- reverse the decisions to lower the evidence threshold and reduce notice periods for anti-social behaviour evictions
Broad support for a national landlord register
The government’s proposals for a national landlord register were welcomed across the house. If designed and developed properly, the government ‘Private Rented Property Portal’ has the potential, as Eddie Hughes MP (Conservative, Walsall North) put it, to ‘allow councils to focus their resource better on landlords who provide poor-quality accommodation and give councils the opportunity to drive them out of business.’
In order to achieve these aims, the portal needs to include all the information tenants and local authorities need to enforce renters’ rights, including whether the home and landlord meet the required standards and local rent levels.
What’s also vital is that local authorities are properly funded to uphold and make use of the property portal. As Fleur Anderson MP (Labour, Putney) explained, ‘there needs to be funding for [enforcement] as well; otherwise, we are shifting the problem from national to local government, which will need to shift around its resources and take funding from other areas.’
Where are plans to tackle discrimination?
Rupa Huq MP (Labour, Ealing Central and Acton) also highlighted the need for government to get on with meeting its promise to tackle discrimination against renters claiming benefits and children. Shelter has been campaigning for years for measures to tackle discrimination in the sector. ‘No DSS’ and ‘No Kids’ ads are locking renters out of homes they can afford.
The first step is outlawing blanket bans and refusals to let to tenants claiming benefits or with children, as the government has promised. But we cannot stop there. There are many other covert ways that landlords and letting agents discriminate against already marginalised renters. We’re calling on the government to get serious about discrimination, starting with addressing unreasonable requests for multiple months’ rent in advance or high-earning guarantors. You can read more about that in our previous blog.

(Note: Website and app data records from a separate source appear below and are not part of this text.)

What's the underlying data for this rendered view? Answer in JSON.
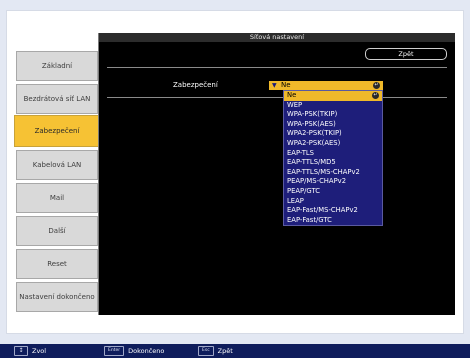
{
  "sidebar": {
    "items": [
      {
        "label": "Základní"
      },
      {
        "label": "Bezdrátová síť LAN"
      },
      {
        "label": "Zabezpečení"
      },
      {
        "label": "Kabelová LAN"
      },
      {
        "label": "Mail"
      },
      {
        "label": "Další"
      },
      {
        "label": "Reset"
      },
      {
        "label": "Nastavení dokončeno"
      }
    ],
    "active_label": "Zabezpečení"
  },
  "panel": {
    "title": "Síťová nastavení",
    "back_label": "Zpět",
    "field_label": "Zabezpečení",
    "selected_value": "Ne",
    "options": [
      "Ne",
      "WEP",
      "WPA-PSK(TKIP)",
      "WPA-PSK(AES)",
      "WPA2-PSK(TKIP)",
      "WPA2-PSK(AES)",
      "EAP-TLS",
      "EAP-TTLS/MD5",
      "EAP-TTLS/MS-CHAPv2",
      "PEAP/MS-CHAPv2",
      "PEAP/GTC",
      "LEAP",
      "EAP-Fast/MS-CHAPv2",
      "EAP-Fast/GTC"
    ]
  },
  "statusbar": {
    "items": [
      {
        "key": "↕",
        "label": "Zvol"
      },
      {
        "key": "Enter",
        "label": "Dokončeno"
      },
      {
        "key": "Esc",
        "label": "Zpět"
      }
    ]
  },
  "colors": {
    "accent": "#f6c234",
    "dropdown_bg": "#1e1e7a",
    "statusbar_bg": "#0f1d5c"
  }
}
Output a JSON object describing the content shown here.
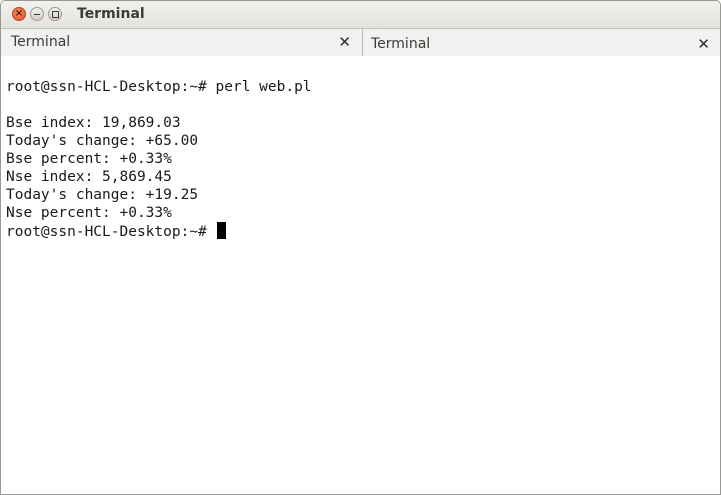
{
  "window": {
    "title": "Terminal"
  },
  "tabs": [
    {
      "label": "Terminal",
      "active": true
    },
    {
      "label": "Terminal",
      "active": false
    }
  ],
  "terminal": {
    "command_line": "root@ssn-HCL-Desktop:~# perl web.pl",
    "output": [
      "Bse index: 19,869.03",
      "Today's change: +65.00",
      "Bse percent: +0.33%",
      "Nse index: 5,869.45",
      "Today's change: +19.25",
      "Nse percent: +0.33%"
    ],
    "prompt": "root@ssn-HCL-Desktop:~# "
  },
  "icons": {
    "close": "close-icon",
    "minimize": "minimize-icon",
    "maximize": "maximize-icon",
    "tab_close": "close-icon"
  },
  "colors": {
    "close_button": "#e0531f",
    "terminal_background": "#ffffff",
    "terminal_text": "#1a1a1a"
  }
}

Renters have a fight on their hands
The Renters Reform Bill has been years in the making. And in all that time, the consensus on the need for reform has grown strong. Fixing renting is not a party political issue and the bill, as this blog has shown, is supported right across the House of Commons with all parties having committed to reforming the sector.

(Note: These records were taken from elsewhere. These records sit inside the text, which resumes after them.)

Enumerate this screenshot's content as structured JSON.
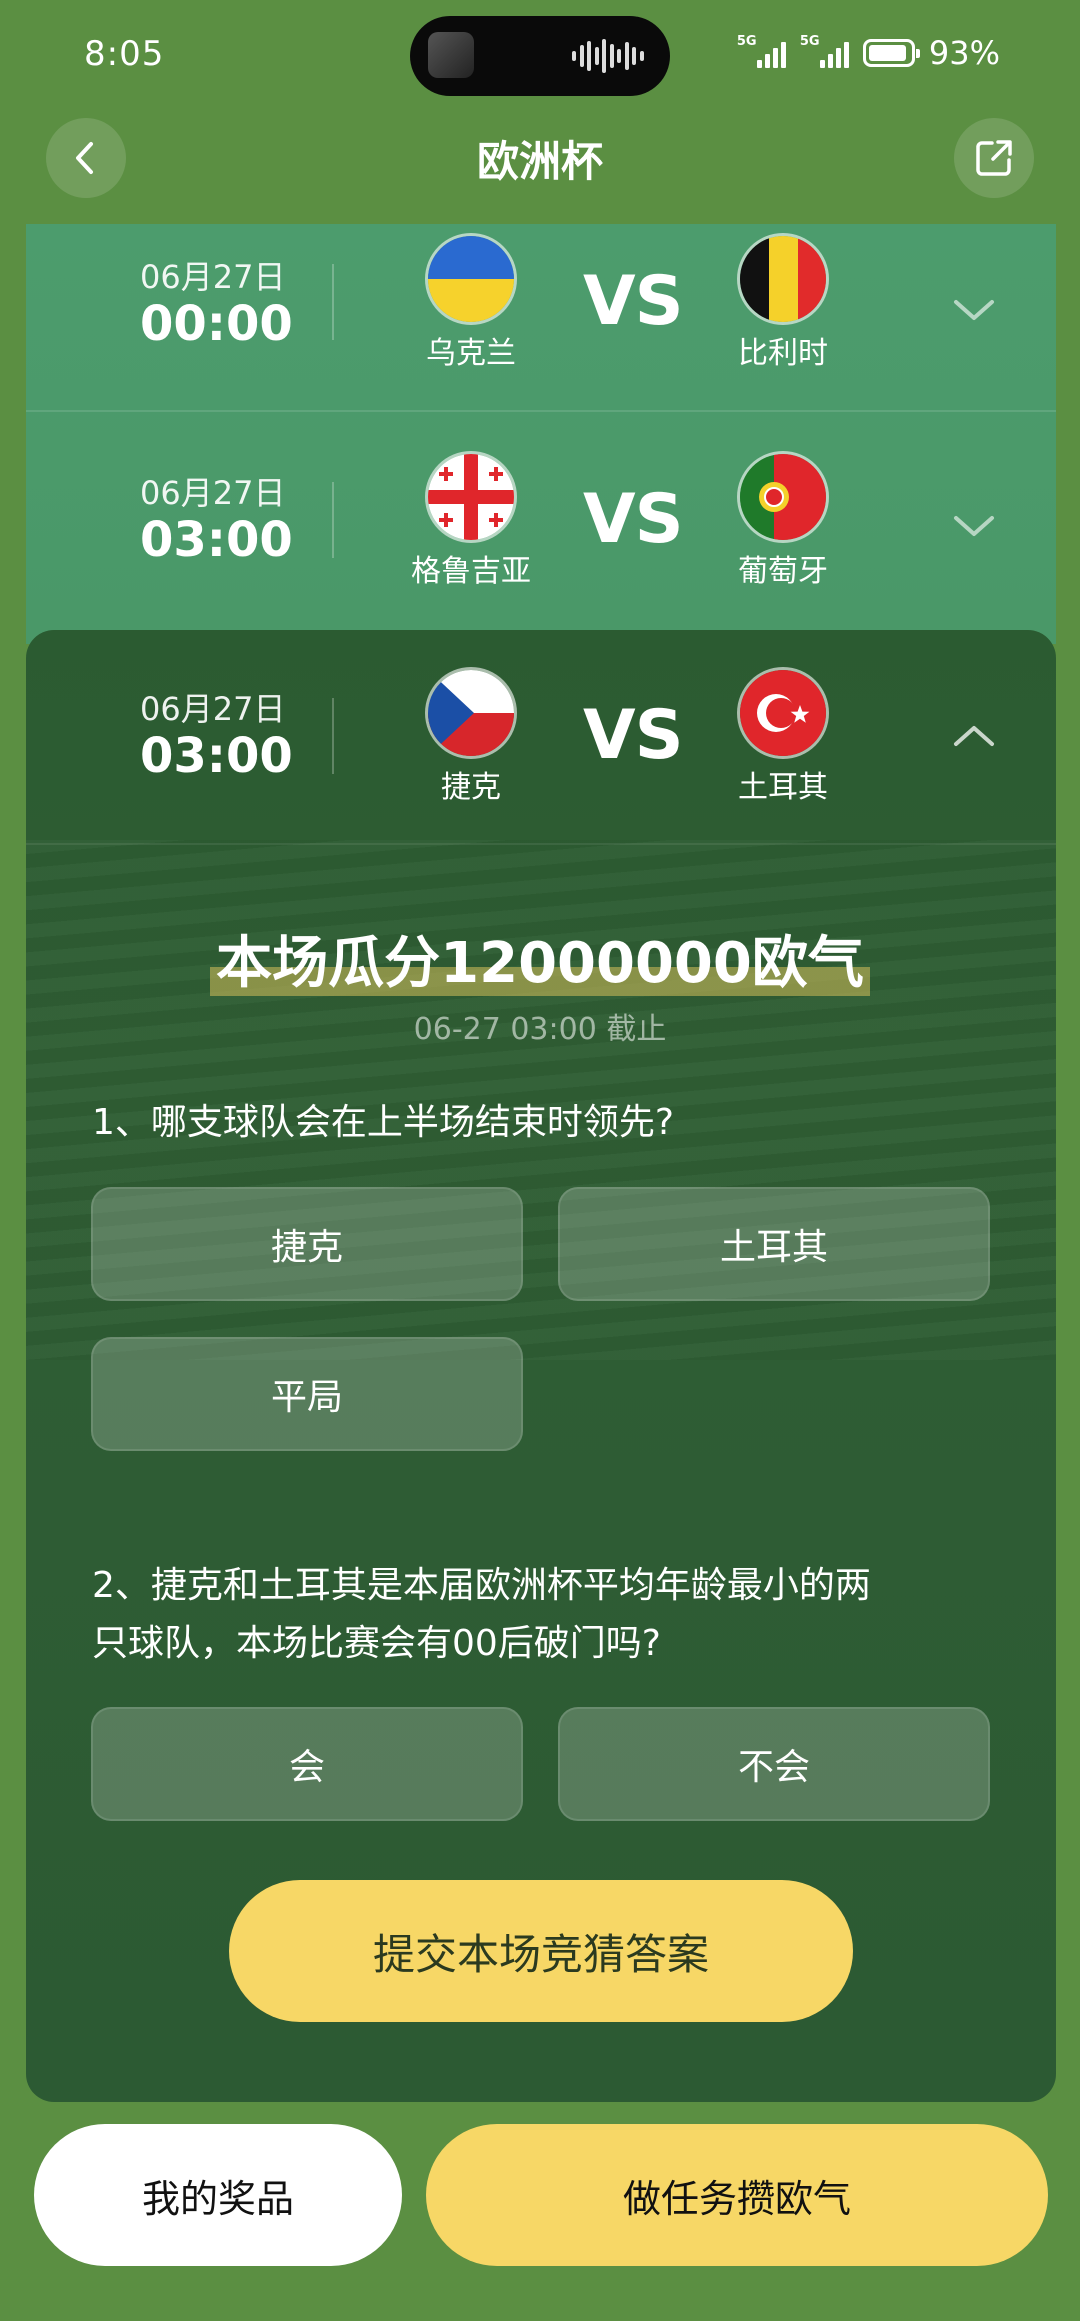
{
  "status_bar": {
    "time": "8:05",
    "network1": "5G",
    "network2": "5G",
    "battery": "93%",
    "battery_level": 0.93
  },
  "header": {
    "title": "欧洲杯",
    "back_icon": "chevron-left-icon",
    "share_icon": "share-icon"
  },
  "vs_label": "VS",
  "matches": [
    {
      "date": "06月27日",
      "time": "00:00",
      "home": "乌克兰",
      "away": "比利时",
      "expanded": false
    },
    {
      "date": "06月27日",
      "time": "03:00",
      "home": "格鲁吉亚",
      "away": "葡萄牙",
      "expanded": false
    },
    {
      "date": "06月27日",
      "time": "03:00",
      "home": "捷克",
      "away": "土耳其",
      "expanded": true
    }
  ],
  "quiz": {
    "headline": "本场瓜分12000000欧气",
    "deadline": "06-27 03:00 截止",
    "questions": [
      {
        "text": "1、哪支球队会在上半场结束时领先?",
        "options": [
          "捷克",
          "土耳其",
          "平局"
        ]
      },
      {
        "text_line1": "2、捷克和土耳其是本届欧洲杯平均年龄最小的两",
        "text_line2": "只球队，本场比赛会有00后破门吗?",
        "options": [
          "会",
          "不会"
        ]
      }
    ],
    "submit_label": "提交本场竞猜答案"
  },
  "bottom": {
    "prizes_label": "我的奖品",
    "tasks_label": "做任务攒欧气"
  },
  "colors": {
    "background": "#5b8f42",
    "accent_yellow": "#f7d766",
    "card_light": "#4c9c6d",
    "card_dark": "#2b5b31"
  }
}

As expected, there was some opposition to the bill in the House. It seems a group of MPs – many landlords themselves – are having a significant influence on the government’s plans for England’s 11 million renters. Nick Fletcher MP (Conservative, Don Valley), a landlord of 20 years, highlighted just how much sway these MPs have when he thanked the secretary of state for ‘his recent letter to me, in which he announced changes that he has made to the bill. They were needed. That proves that the secretary of state is willing to listen, but there remain many issues that need addressing.’

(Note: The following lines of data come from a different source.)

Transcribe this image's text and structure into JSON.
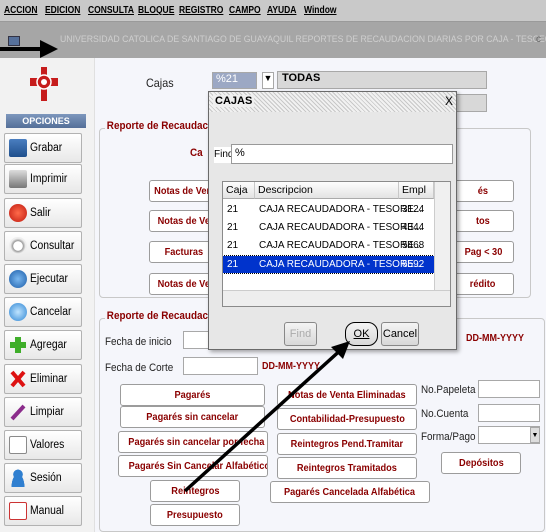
{
  "menu": {
    "accion": "ACCION",
    "edicion": "EDICION",
    "consulta": "CONSULTA",
    "bloque": "BLOQUE",
    "registro": "REGISTRO",
    "campo": "CAMPO",
    "ayuda": "AYUDA",
    "window": "Window"
  },
  "title": {
    "text": "UNIVERSIDAD CATOLICA DE SANTIAGO DE GUAYAQUIL   REPORTES DE RECAUDACION DIARIAS POR CAJA - TESCE01F",
    "right": "c"
  },
  "sidebar": {
    "header": "OPCIONES",
    "items": [
      {
        "label": "Grabar",
        "icon": "save-icon"
      },
      {
        "label": "Imprimir",
        "icon": "printer-icon"
      },
      {
        "label": "Salir",
        "icon": "power-icon"
      },
      {
        "label": "Consultar",
        "icon": "search-icon"
      },
      {
        "label": "Ejecutar",
        "icon": "execute-icon"
      },
      {
        "label": "Cancelar",
        "icon": "cancel-icon"
      },
      {
        "label": "Agregar",
        "icon": "add-icon"
      },
      {
        "label": "Eliminar",
        "icon": "delete-icon"
      },
      {
        "label": "Limpiar",
        "icon": "clear-icon"
      },
      {
        "label": "Valores",
        "icon": "values-icon"
      },
      {
        "label": "Sesión",
        "icon": "session-icon"
      },
      {
        "label": "Manual",
        "icon": "manual-icon"
      }
    ]
  },
  "form": {
    "cajas_label": "Cajas",
    "cajas_code": "%21",
    "cajas_desc": "TODAS",
    "group1_title": "Reporte de Recaudacion",
    "group1_field_label": "Ca",
    "group2_title": "Reporte de Recaudacione",
    "g1_buttons": {
      "notas_vent": "Notas de Vent",
      "notas_ve": "Notas de Ve",
      "facturas": "Facturas",
      "notas_ve2": "Notas de Ve",
      "es": "és",
      "tos": "tos",
      "pag30": "Pag < 30",
      "credito": "rédito"
    },
    "fecha_inicio_label": "Fecha de inicio",
    "fecha_corte_label": "Fecha de Corte",
    "date_fmt1": "DD-MM-YYYY",
    "date_fmt2": "DD-MM-YYYY",
    "g2_buttons": {
      "pagares": "Pagarés",
      "pagares_sin_cancelar": "Pagarés sin cancelar",
      "pagares_sin_cancelar_fecha": "Pagarés sin cancelar por fecha",
      "pagares_sin_cancelar_alfabetico": "Pagarés Sin Cancelar Alfabético",
      "reintegros": "Reintegros",
      "presupuesto": "Presupuesto",
      "notas_venta_eliminadas": "Notas de Venta Eliminadas",
      "contabilidad_presupuesto": "Contabilidad-Presupuesto",
      "reintegros_pend": "Reintegros Pend.Tramitar",
      "reintegros_tramitados": "Reintegros Tramitados",
      "pagares_cancelada_alfabetica": "Pagarés Cancelada Alfabética",
      "depositos": "Depósitos"
    },
    "no_papeleta_label": "No.Papeleta",
    "no_cuenta_label": "No.Cuenta",
    "forma_pago_label": "Forma/Pago"
  },
  "dialog": {
    "title": "CAJAS",
    "close": "X",
    "find_label": "Find",
    "find_value": "%",
    "columns": [
      "Caja",
      "Descripcion",
      "Empl"
    ],
    "rows": [
      {
        "caja": "21",
        "desc": "CAJA RECAUDADORA - TESORE...",
        "empl": "3124"
      },
      {
        "caja": "21",
        "desc": "CAJA RECAUDADORA - TESORE...",
        "empl": "4344"
      },
      {
        "caja": "21",
        "desc": "CAJA RECAUDADORA - TESORE...",
        "empl": "5468"
      },
      {
        "caja": "21",
        "desc": "CAJA RECAUDADORA - TESORE...",
        "empl": "6592"
      }
    ],
    "buttons": {
      "find": "Find",
      "ok": "OK",
      "cancel": "Cancel"
    }
  },
  "colors": {
    "accent_red": "#8a0000",
    "selection": "#0033cc",
    "sidebar_header": "#5f7aa3"
  }
}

So, if you want to make sure renters are heard in these debates, join our campaign to fix renting. Show the government that you’re counting on them to pass new laws that genuinely give renters the rights and security they need.
By signing the petition, you can also opt-in to be kept up-to-date with the bill’s progress and other opportunities to campaign for fairer renting.